Turkish Delight (1973 film)
|Directed by||Paul Verhoeven|
|Produced by||Rob Houwer|
|Screenplay by||Gerard Soeteman|
|Based on||Turks Fruit (novel)|
by Jan Wolkers
|Starring||Monique van de Ven|
|Music by||Rogier van Otterloo|
|Cinematography||Jan de Bont|
|Edited by||Jan Bosdriesz|
Turkish Delight (Dutch: Turks fruit) is a 1973 Dutch film directed by Paul Verhoeven and filmed by Jan de Bont. The film is a love story of an artist and a young woman, starring Rutger Hauer in his film debut and Monique van de Ven. The story is based on the novel Turks fruit by Jan Wolkers.
Turkish Delight is the most successful film in the history of Dutch cinema. The film was a massive success at the Dutch box office: according to Alle Record, 3,338,000 people saw the film, while the Netherlands Film Festival puts it at 3.5 million, corresponding to about 26% of the population of the Netherlands at the time. In 1973 it was nominated for an Academy Award for Best Foreign Language Film and in 1999 it received a special Golden Calf Award for Best Dutch Film of the Century. It was entered into the Canon of Dutch Cinema in 2007. In 2005 a musical version of Turks fruit was made starring Antonie Kamerling and Jelka van Houten.
Eric, a sculptor living in the Netherlands, wakes up recalling a disturbing dream. In the following scenes, he is frantically picking up random women from the streets and taking them back to his studio for sex. However, he is clearly distressed about something, and it turns out that this is the aftermath of his relationship with Olga. The movie recounts this relationship.
Olga picks him up when he is hitchhiking and they hit it off immediately, both sexually and mentally. Their relationship is opposed by Olga's mother who feels that a Bohemian sculptor who earns little from occasional commissions, is an unsuitable match, although the father is more sympathetic. Nevertheless, they get married, and Olga's family accepts him.
They begin living together, but Olga starts acting strangely. She goes into a reverie on her production line job and, at a party organised by her family, she flirts with a businessman. Eric slaps her and she leaves him. Eric trashes his studio, destroying anything that reminded him of Olga. This brings the movie to the point where it opened, ending the flashback.
Eric is still obsessed with Olga, but sees her only occasionally. She acts more and more outrageously, often in the presence of other men.
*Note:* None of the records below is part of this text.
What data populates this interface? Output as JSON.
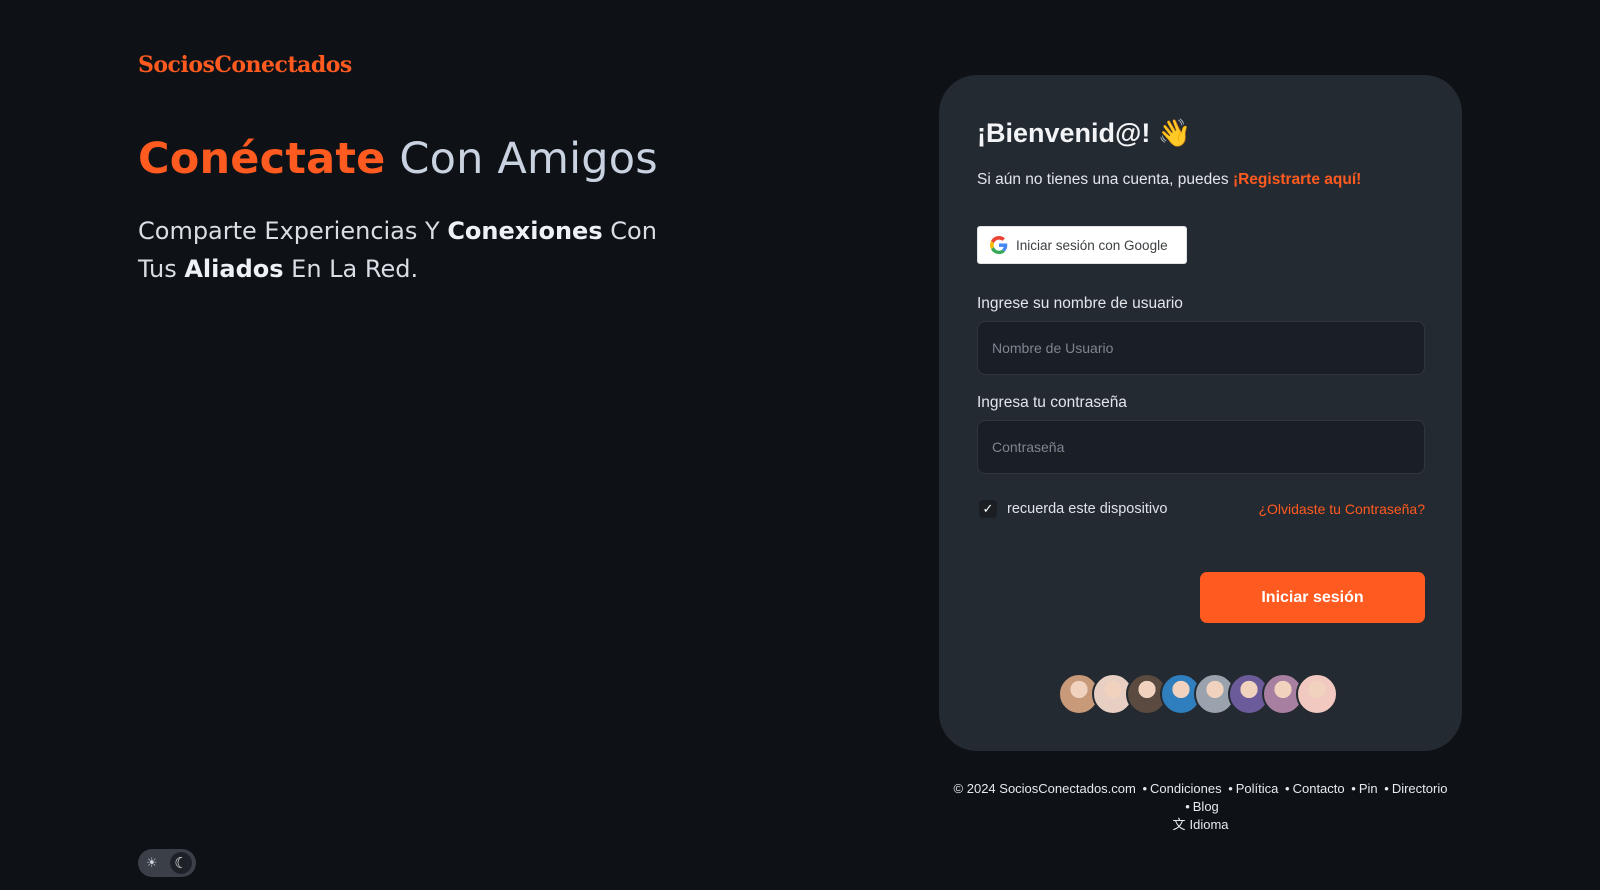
{
  "brand": {
    "logo_text": "SociosConectados"
  },
  "hero": {
    "title_accent": "Conéctate",
    "title_rest": "Con Amigos",
    "subtitle_part1": "Comparte Experiencias Y ",
    "subtitle_bold1": "Conexiones",
    "subtitle_part2": " Con Tus ",
    "subtitle_bold2": "Aliados",
    "subtitle_part3": " En La Red."
  },
  "login": {
    "welcome": "¡Bienvenid@! 👋",
    "register_prefix": "Si aún no tienes una cuenta, puedes ",
    "register_link": "¡Registrarte aquí!",
    "google_button": "Iniciar sesión con Google",
    "username_label": "Ingrese su nombre de usuario",
    "username_placeholder": "Nombre de Usuario",
    "username_value": "",
    "password_label": "Ingresa tu contraseña",
    "password_placeholder": "Contraseña",
    "password_value": "",
    "remember_label": "recuerda este dispositivo",
    "remember_checked": true,
    "forgot_link": "¿Olvidaste tu Contraseña?",
    "submit_button": "Iniciar sesión"
  },
  "avatars": [
    {
      "name": "avatar-1",
      "color": "#c99a7a"
    },
    {
      "name": "avatar-2",
      "color": "#e8cfc3"
    },
    {
      "name": "avatar-3",
      "color": "#5a4a3f"
    },
    {
      "name": "avatar-4",
      "color": "#2f7fbf"
    },
    {
      "name": "avatar-5",
      "color": "#9aa3ad"
    },
    {
      "name": "avatar-6",
      "color": "#6c5b9a"
    },
    {
      "name": "avatar-7",
      "color": "#a77fa0"
    },
    {
      "name": "avatar-8",
      "color": "#f1c9c0"
    }
  ],
  "footer": {
    "copyright": "© 2024 SociosConectados.com",
    "links": [
      "Condiciones",
      "Política",
      "Contacto",
      "Pin",
      "Directorio"
    ],
    "blog": "Blog",
    "language": "Idioma"
  },
  "theme_toggle": {
    "light_icon": "sun-icon",
    "dark_icon": "moon-icon"
  },
  "colors": {
    "accent": "#ff5a1f",
    "background": "#0e1116",
    "card": "#242a31"
  }
}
Her family refuses to let Eric visit her, until he says he has come to arrange a divorce. After a while, Olga marries an American businessman but later returns from the United States to the Netherlands.
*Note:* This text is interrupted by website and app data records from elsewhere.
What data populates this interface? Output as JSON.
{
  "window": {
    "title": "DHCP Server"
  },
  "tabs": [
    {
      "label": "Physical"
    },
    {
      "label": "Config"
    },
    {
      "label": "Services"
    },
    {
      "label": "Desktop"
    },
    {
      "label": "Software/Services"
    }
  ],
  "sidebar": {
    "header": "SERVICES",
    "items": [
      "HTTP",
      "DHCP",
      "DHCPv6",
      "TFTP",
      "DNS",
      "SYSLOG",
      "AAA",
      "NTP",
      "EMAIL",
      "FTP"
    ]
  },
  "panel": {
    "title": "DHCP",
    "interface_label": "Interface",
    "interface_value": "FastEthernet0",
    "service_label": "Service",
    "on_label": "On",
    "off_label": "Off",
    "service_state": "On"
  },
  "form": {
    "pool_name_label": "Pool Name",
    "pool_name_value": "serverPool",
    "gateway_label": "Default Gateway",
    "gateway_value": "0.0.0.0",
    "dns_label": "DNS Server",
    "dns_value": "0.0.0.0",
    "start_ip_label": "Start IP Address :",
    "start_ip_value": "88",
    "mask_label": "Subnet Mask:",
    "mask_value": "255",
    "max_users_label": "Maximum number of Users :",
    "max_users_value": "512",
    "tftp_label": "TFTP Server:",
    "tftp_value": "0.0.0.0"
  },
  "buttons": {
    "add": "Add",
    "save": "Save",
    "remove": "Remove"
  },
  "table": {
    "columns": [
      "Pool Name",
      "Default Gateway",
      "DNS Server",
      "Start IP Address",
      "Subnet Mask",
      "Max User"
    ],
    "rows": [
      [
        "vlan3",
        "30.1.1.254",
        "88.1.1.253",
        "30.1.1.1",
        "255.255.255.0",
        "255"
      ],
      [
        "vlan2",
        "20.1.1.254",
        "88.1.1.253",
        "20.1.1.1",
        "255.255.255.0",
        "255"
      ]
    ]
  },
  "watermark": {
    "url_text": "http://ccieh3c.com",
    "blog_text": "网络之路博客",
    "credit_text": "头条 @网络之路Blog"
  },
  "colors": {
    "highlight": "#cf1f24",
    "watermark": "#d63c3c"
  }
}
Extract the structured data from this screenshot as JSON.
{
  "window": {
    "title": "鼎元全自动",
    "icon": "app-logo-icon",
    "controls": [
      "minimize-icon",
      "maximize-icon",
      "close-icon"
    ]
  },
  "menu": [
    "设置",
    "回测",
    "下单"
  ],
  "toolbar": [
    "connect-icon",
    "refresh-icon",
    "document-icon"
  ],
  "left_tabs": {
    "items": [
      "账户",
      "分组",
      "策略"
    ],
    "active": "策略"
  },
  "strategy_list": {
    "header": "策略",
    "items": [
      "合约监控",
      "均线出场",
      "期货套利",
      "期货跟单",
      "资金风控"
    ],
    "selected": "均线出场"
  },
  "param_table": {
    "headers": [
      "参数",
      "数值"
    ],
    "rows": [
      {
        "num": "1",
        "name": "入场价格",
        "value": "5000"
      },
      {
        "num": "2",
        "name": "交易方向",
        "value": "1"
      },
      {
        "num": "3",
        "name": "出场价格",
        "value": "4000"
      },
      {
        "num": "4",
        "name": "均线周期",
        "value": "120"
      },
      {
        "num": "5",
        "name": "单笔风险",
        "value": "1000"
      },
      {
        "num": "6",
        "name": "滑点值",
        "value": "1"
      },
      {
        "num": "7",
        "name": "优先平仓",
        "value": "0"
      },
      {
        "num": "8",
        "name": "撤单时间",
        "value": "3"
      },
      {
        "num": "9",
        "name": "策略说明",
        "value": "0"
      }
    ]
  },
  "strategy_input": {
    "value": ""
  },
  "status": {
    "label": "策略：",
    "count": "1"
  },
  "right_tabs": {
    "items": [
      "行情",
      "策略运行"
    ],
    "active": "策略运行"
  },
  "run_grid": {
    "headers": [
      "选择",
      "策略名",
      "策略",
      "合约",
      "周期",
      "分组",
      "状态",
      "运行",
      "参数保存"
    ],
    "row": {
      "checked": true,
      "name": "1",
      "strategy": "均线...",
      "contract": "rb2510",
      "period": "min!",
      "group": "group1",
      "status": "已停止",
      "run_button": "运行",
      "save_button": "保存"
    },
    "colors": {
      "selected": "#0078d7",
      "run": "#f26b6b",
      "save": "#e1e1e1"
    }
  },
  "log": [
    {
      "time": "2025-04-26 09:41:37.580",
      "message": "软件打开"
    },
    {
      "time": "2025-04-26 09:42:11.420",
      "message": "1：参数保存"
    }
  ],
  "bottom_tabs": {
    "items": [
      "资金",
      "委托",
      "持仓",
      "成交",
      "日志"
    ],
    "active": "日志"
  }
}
One day, Eric bumps into Olga who is flamboyantly dressed and acting oddly. She collapses and is taken to the hospital, where she is diagnosed as having a brain tumor. Surgical intervention is attempted but could not remove all of it. It becomes clear that she will die. Eric brings her Turkish delight, which is the only thing she will eat, as she is afraid that harder food will break a loose tooth, although it has been fixed. Soon after, she has a seizure and dies.
- Monique van de Ven as Olga Stapels
- Rutger Hauer as Eric Vonk
- Tonny Huurdeman as Olga's mother
- Wim van den Brink as Olga's father
- Hans Boskamp as shop manager
- Dolf de Vries as Paul
- Manfred de Graaf as Henny
- Dick Scheffer as accountant
- Marjol Flore as Tineke
- Bert Dijkstra as civil servant
- List of submissions to the 46th Academy Awards for Best Foreign Language Film
- List of Dutch submissions for the Academy Award for Best Foreign Language Film
- "Nederlandse Films met Meeste Bioscoopbezoekers" (Dutch Films with the Greatest Audience), Alle Records (in Dutch). Accessed 4 April 2016.
- Turks-fruit on the official website of the Netherlands Film Festival, in Dutch. Accessed 4 April 2016.
- Calculated on the basis of historical data on the official Dutch statistics page, CBS - Statistics Netherlands, StatLine: "Population, households and population dynamics from 1899", which provides the figure of 13,388,000 as the total population of the Netherlands in 1973. Accessed 4 April 2016.
- Turks fruit (film) at the Dutch Wikipedia
- "The 46th Academy Awards (1974) Nominees and Winners". oscars.org. Retrieved 3 December 2011.